South Korean officials declined to comment Sunday on reports that North Korean leader Kim Jong-Il has called for a third nuclear test in protest at UN sanctions against the reclusive state.
Open Radio of North Korea, a Seoul-based rights group, quoting unnamed Pyongyang sources said last week that Kim had told military and ruling party officials to prepare for a new test.
The North conducted a first such test in 2006 and a second in May, sparking tough UN Security Council sanctions.
According to Open Radio, Kim said during a trip to Wonsan on the east coast on August 26 that a third test was needed to nudge the United States towards bilateral talks as well as to protest UN sanctions.
Seoul’s unification ministry and National Intelligence Service, which both handle cross-border relations, Sunday declined to comment on the allegations.
Young Howard, head of Open Radio of North Korea, on Wednesday separately told Seoul-based PBC radio that a third nuclear test would very likely use enriched uranium, instead of the plutonium used in the first two tests.
He said he expected the test to occur between September 20 and October 10.
September 20 marks the end of the North’s new “150-day” campaign for boosting its economy, while October 10 is the anniversary of the founding of the North’s communist party.
North Korea has in the past chosen symbolic dates to stage weapons tests.
The US government said on Friday it was ready to hold direct talks with North Korea in a bid to bring Pyongyang back to six-nation nuclear disarmament negotiations, marking a significant policy shift.
North Korea quit the six-way talks in April in protest at UN censure of a rocket launch. The UN Security Council then tightened sanctions on North Korea after it staged its nuclear test in May.
Washington had previously said that bilateral talks with Pyongyang would come only within the framework of six-party talks which also include China, Japan, Russia and South Korea.
Meanwhile, the North’s official Korean Central News Agency said Sunday that Kim had praised his forces as “an iron wall” to defend the country during a visit to an undisclosed navy unit in his latest field trip.

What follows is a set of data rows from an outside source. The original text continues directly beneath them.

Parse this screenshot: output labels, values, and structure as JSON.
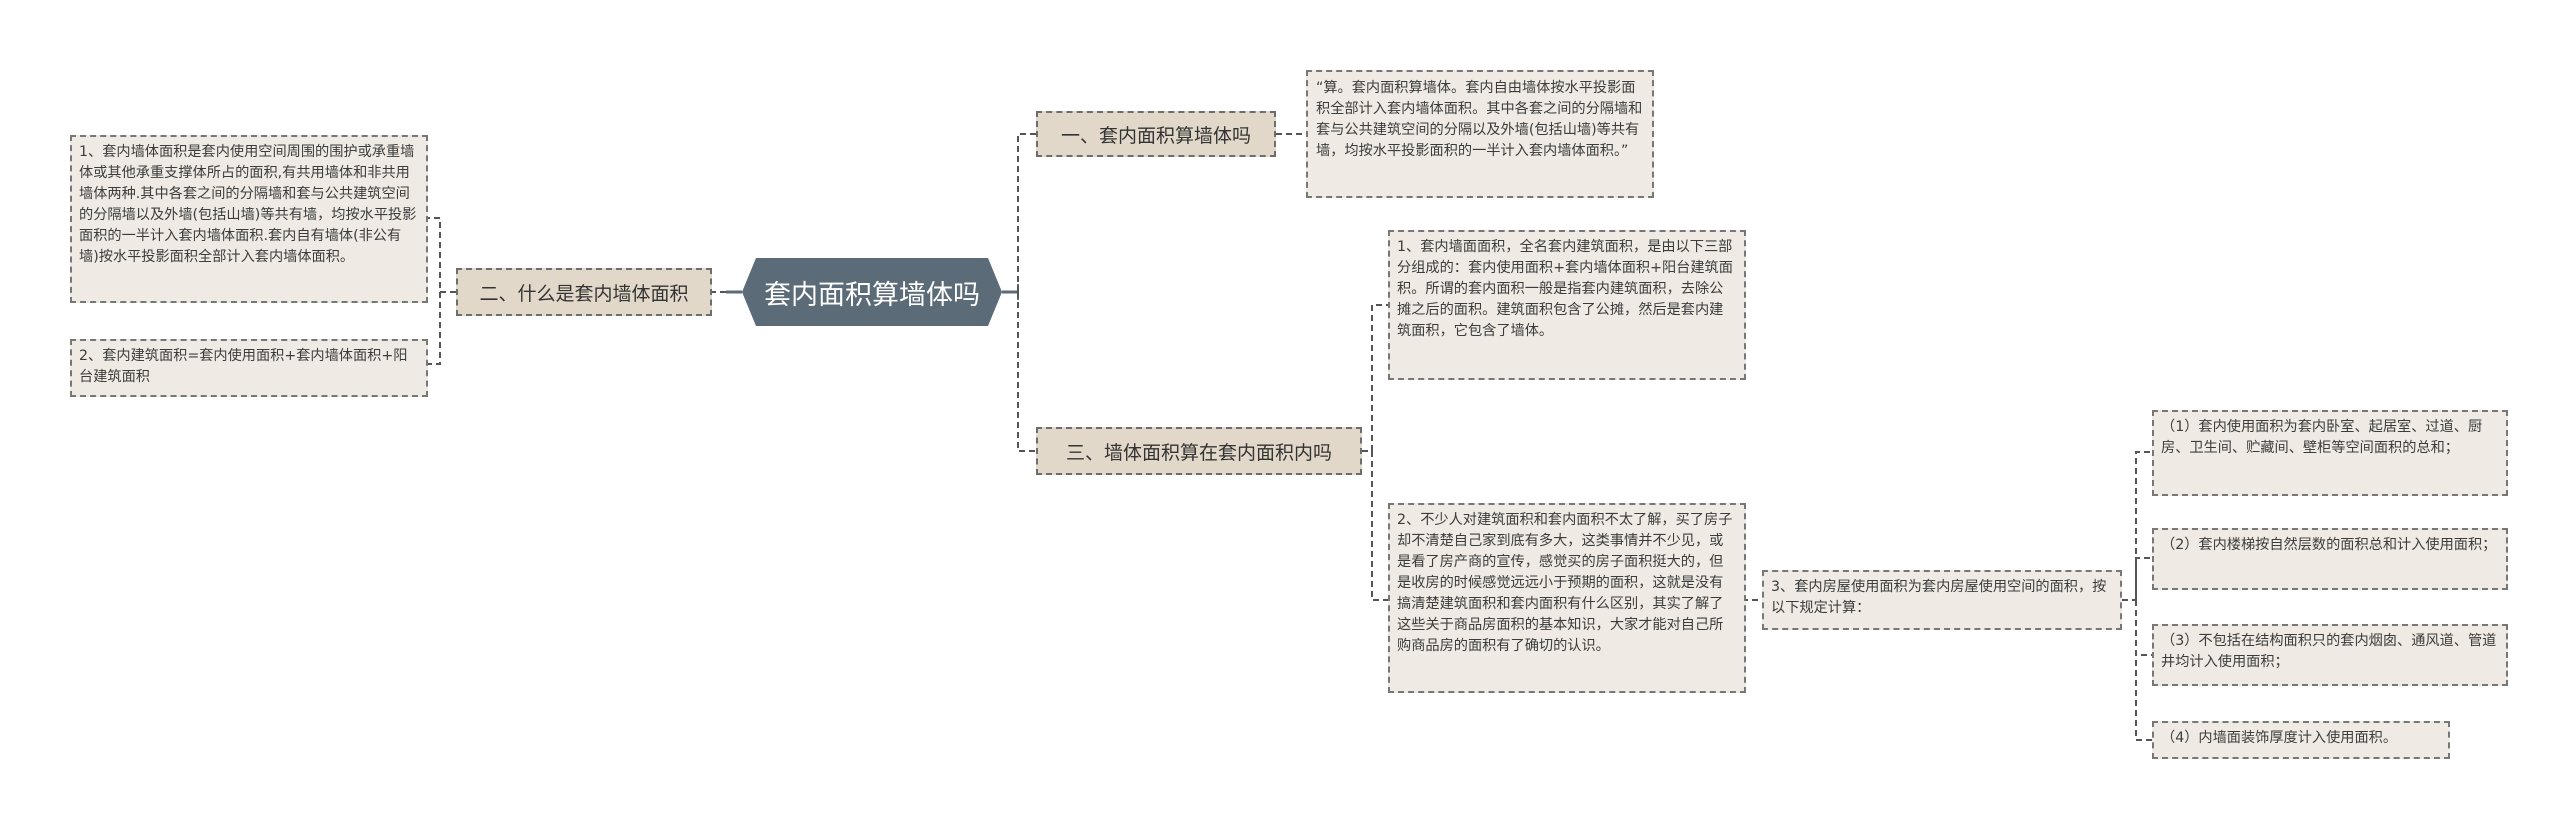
{
  "root": {
    "title": "套内面积算墙体吗",
    "color": "#5b6b77"
  },
  "branches": [
    {
      "id": "b1",
      "label": "一、套内面积算墙体吗",
      "children": [
        {
          "text": "“算。套内面积算墙体。套内自由墙体按水平投影面积全部计入套内墙体面积。其中各套之间的分隔墙和套与公共建筑空间的分隔以及外墙(包括山墙)等共有墙，均按水平投影面积的一半计入套内墙体面积。”"
        }
      ]
    },
    {
      "id": "b2",
      "label": "二、什么是套内墙体面积",
      "children": [
        {
          "text": "1、套内墙体面积是套内使用空间周围的围护或承重墙体或其他承重支撑体所占的面积,有共用墙体和非共用墙体两种.其中各套之间的分隔墙和套与公共建筑空间的分隔墙以及外墙(包括山墙)等共有墙，均按水平投影面积的一半计入套内墙体面积.套内自有墙体(非公有墙)按水平投影面积全部计入套内墙体面积。"
        },
        {
          "text": "2、套内建筑面积=套内使用面积+套内墙体面积+阳台建筑面积"
        }
      ]
    },
    {
      "id": "b3",
      "label": "三、墙体面积算在套内面积内吗",
      "children": [
        {
          "text": "1、套内墙面面积，全名套内建筑面积，是由以下三部分组成的：套内使用面积+套内墙体面积+阳台建筑面积。所谓的套内面积一般是指套内建筑面积，去除公摊之后的面积。建筑面积包含了公摊，然后是套内建筑面积，它包含了墙体。"
        },
        {
          "text": "2、不少人对建筑面积和套内面积不太了解，买了房子却不清楚自己家到底有多大，这类事情并不少见，或是看了房产商的宣传，感觉买的房子面积挺大的，但是收房的时候感觉远远小于预期的面积，这就是没有搞清楚建筑面积和套内面积有什么区别，其实了解了这些关于商品房面积的基本知识，大家才能对自己所购商品房的面积有了确切的认识。",
          "children": [
            {
              "text": "3、套内房屋使用面积为套内房屋使用空间的面积，按以下规定计算：",
              "children": [
                {
                  "text": "（1）套内使用面积为套内卧室、起居室、过道、厨房、卫生间、贮藏间、壁柜等空间面积的总和；"
                },
                {
                  "text": "（2）套内楼梯按自然层数的面积总和计入使用面积；"
                },
                {
                  "text": "（3）不包括在结构面积只的套内烟囱、通风道、管道井均计入使用面积；"
                },
                {
                  "text": "（4）内墙面装饰厚度计入使用面积。"
                }
              ]
            }
          ]
        }
      ]
    }
  ]
}
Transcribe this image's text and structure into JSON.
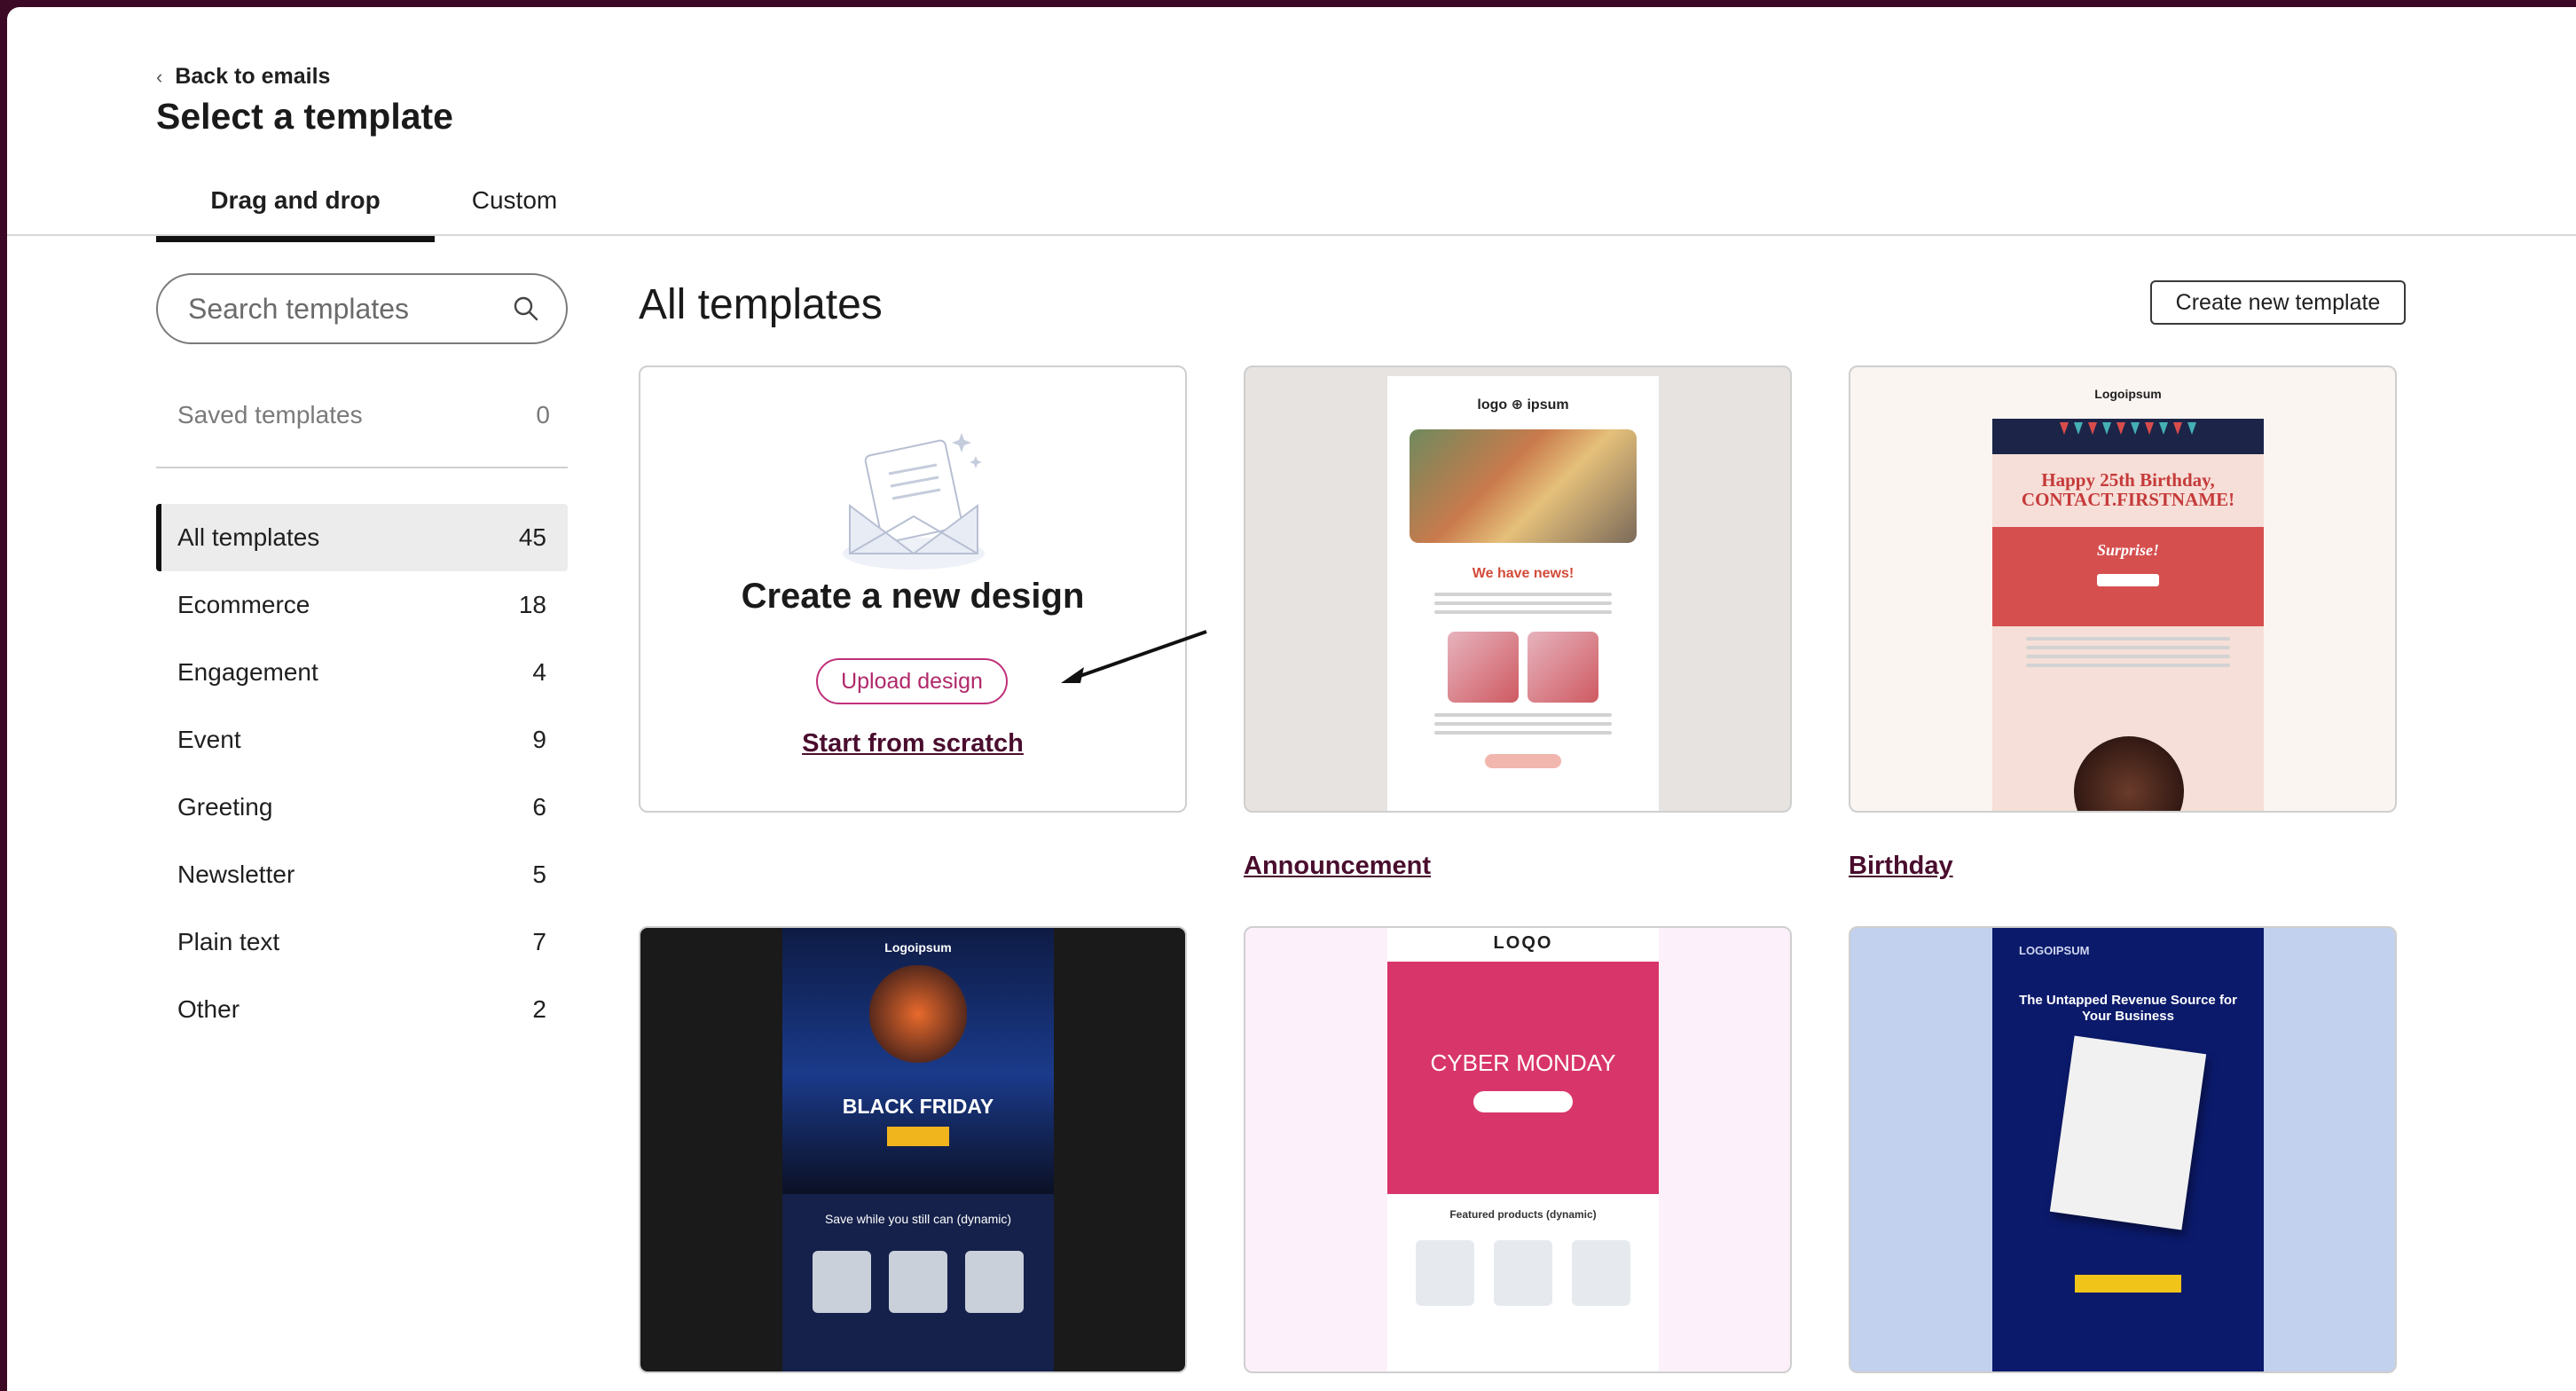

“Our socialist motherland will always remain an invulnerable fortress and eternally prosper as the matchless great army is standing guard over the nation’s defence line as an iron wall,” Kim said.
KCNA did not give a date for the visit.